Dataset rows describing interfaces
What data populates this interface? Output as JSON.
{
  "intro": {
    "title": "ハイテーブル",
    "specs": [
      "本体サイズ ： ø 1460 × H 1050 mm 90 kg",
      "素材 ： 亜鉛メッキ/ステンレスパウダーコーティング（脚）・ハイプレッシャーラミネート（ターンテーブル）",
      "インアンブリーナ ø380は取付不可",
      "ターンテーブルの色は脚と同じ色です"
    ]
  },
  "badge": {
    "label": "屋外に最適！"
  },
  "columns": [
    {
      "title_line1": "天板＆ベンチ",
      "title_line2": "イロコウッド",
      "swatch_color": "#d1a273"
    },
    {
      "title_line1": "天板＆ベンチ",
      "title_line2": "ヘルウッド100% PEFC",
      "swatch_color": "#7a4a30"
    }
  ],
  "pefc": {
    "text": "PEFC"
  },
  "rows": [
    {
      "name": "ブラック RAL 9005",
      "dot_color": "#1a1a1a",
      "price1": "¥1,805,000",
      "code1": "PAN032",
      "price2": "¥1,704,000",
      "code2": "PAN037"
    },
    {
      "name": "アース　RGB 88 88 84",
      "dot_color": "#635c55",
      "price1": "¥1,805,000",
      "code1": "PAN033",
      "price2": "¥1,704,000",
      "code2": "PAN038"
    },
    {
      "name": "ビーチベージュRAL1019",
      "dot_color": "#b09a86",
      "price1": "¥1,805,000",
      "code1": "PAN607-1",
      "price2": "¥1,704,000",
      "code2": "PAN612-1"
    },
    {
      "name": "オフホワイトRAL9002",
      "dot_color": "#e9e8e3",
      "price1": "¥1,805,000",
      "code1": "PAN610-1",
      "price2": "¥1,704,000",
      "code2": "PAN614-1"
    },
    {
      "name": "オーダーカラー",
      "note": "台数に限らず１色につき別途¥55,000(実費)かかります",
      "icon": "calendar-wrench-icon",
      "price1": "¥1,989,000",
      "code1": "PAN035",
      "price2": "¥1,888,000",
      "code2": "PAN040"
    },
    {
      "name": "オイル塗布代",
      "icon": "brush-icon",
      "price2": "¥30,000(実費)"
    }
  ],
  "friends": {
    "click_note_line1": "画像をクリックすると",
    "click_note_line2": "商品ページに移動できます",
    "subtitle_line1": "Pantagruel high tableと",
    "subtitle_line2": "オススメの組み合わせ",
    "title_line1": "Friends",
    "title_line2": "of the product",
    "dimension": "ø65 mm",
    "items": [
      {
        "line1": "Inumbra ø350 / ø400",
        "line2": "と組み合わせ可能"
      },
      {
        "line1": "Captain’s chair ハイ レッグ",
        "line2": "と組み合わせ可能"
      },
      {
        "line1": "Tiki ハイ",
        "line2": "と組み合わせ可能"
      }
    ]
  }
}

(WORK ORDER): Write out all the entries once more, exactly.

(SOLUTION TO THIS EXERCISE):
What data populates this interface? Output as JSON.
{
  "intro": {
    "title": "ハイテーブル",
    "specs": [
      "本体サイズ ： ø 1460 × H 1050 mm 90 kg",
      "素材 ： 亜鉛メッキ/ステンレスパウダーコーティング（脚）・ハイプレッシャーラミネート（ターンテーブル）",
      "インアンブリーナ ø380は取付不可",
      "ターンテーブルの色は脚と同じ色です"
    ]
  },
  "badge": {
    "label": "屋外に最適！"
  },
  "columns": [
    {
      "title_line1": "天板＆ベンチ",
      "title_line2": "イロコウッド",
      "swatch_color": "#d1a273"
    },
    {
      "title_line1": "天板＆ベンチ",
      "title_line2": "ヘルウッド100% PEFC",
      "swatch_color": "#7a4a30"
    }
  ],
  "pefc": {
    "text": "PEFC"
  },
  "rows": [
    {
      "name": "ブラック RAL 9005",
      "dot_color": "#1a1a1a",
      "price1": "¥1,805,000",
      "code1": "PAN032",
      "price2": "¥1,704,000",
      "code2": "PAN037"
    },
    {
      "name": "アース　RGB 88 88 84",
      "dot_color": "#635c55",
      "price1": "¥1,805,000",
      "code1": "PAN033",
      "price2": "¥1,704,000",
      "code2": "PAN038"
    },
    {
      "name": "ビーチベージュRAL1019",
      "dot_color": "#b09a86",
      "price1": "¥1,805,000",
      "code1": "PAN607-1",
      "price2": "¥1,704,000",
      "code2": "PAN612-1"
    },
    {
      "name": "オフホワイトRAL9002",
      "dot_color": "#e9e8e3",
      "price1": "¥1,805,000",
      "code1": "PAN610-1",
      "price2": "¥1,704,000",
      "code2": "PAN614-1"
    },
    {
      "name": "オーダーカラー",
      "note": "台数に限らず１色につき別途¥55,000(実費)かかります",
      "icon": "calendar-wrench-icon",
      "price1": "¥1,989,000",
      "code1": "PAN035",
      "price2": "¥1,888,000",
      "code2": "PAN040"
    },
    {
      "name": "オイル塗布代",
      "icon": "brush-icon",
      "price2": "¥30,000(実費)"
    }
  ],
  "friends": {
    "click_note_line1": "画像をクリックすると",
    "click_note_line2": "商品ページに移動できます",
    "subtitle_line1": "Pantagruel high tableと",
    "subtitle_line2": "オススメの組み合わせ",
    "title_line1": "Friends",
    "title_line2": "of the product",
    "dimension": "ø65 mm",
    "items": [
      {
        "line1": "Inumbra ø350 / ø400",
        "line2": "と組み合わせ可能"
      },
      {
        "line1": "Captain’s chair ハイ レッグ",
        "line2": "と組み合わせ可能"
      },
      {
        "line1": "Tiki ハイ",
        "line2": "と組み合わせ可能"
      }
    ]
  }
}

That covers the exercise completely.